Scientists have been left mystified by a radio signal sent from outer Space.
The “fast radio burst” came from outside our own galaxy – but experts have no idea what caused it.
Radio burst FRB 150215 was received on February 15, 2015 by the Parkes Telescope in Australia.
It is the 22nd cosmic signal of its kind.
But after two years, the experts are no closer to finding out exactly what it was – or where it came from.
Harvard researchers have suggested that these fast radio bursts (FRB) are caused by alien space travel or advanced alien technology.
But according to a study recent study published by Cornell University, scientists are no closer to settling the debate.
“The burst was followed-up with 11 telescopes to search for radio, optical, X-ray, gamma-ray and neutrino emission.
“Neither transient nor variable emission was found to be associated with the burst and no repeat pulses have been observed in 17.25 hours of observing,” writes Astronomer Emily Patroff in a study published by Cornell University.
To put it simply, the signal discovery is the equivalent of hearing a loud bang and then turning around and finding nothing.
Stargazers are left without any clues and have no idea of the direction the sound came from.
Since the first discovery in 2007, FRBs have left scientists scratching their heads.
All we know is that they originate from outside of our own galaxy and that one of the 22 signals repeats.
There’s theories that the bursts come from massive neutron stars emitting huge rays, called pulsars.
But there’s hope that it could be alien life trying to get in contact.
Alien hunters at the Search for Extraterrestrials Institute (Seti) have been listening for communications for more than a year.

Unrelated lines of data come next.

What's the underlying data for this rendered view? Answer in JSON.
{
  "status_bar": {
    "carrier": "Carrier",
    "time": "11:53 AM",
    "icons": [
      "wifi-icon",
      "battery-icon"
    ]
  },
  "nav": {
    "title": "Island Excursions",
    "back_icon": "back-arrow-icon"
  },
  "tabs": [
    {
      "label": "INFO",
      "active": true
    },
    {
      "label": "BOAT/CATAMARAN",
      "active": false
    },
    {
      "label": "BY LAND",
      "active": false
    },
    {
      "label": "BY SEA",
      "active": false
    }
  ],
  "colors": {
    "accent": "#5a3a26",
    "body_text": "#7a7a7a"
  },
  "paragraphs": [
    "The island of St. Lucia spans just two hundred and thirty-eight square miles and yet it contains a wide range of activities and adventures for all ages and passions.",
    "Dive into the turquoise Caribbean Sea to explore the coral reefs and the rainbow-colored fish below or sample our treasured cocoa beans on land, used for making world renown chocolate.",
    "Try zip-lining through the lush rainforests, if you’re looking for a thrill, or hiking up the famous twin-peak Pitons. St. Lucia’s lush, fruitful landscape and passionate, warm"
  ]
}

The project is backed by Facebook founder Mark Zuckerberg and Dr Stephen Hawking.
SETI hopes that by keeping an ear out for radio signals, life forms may get in touch.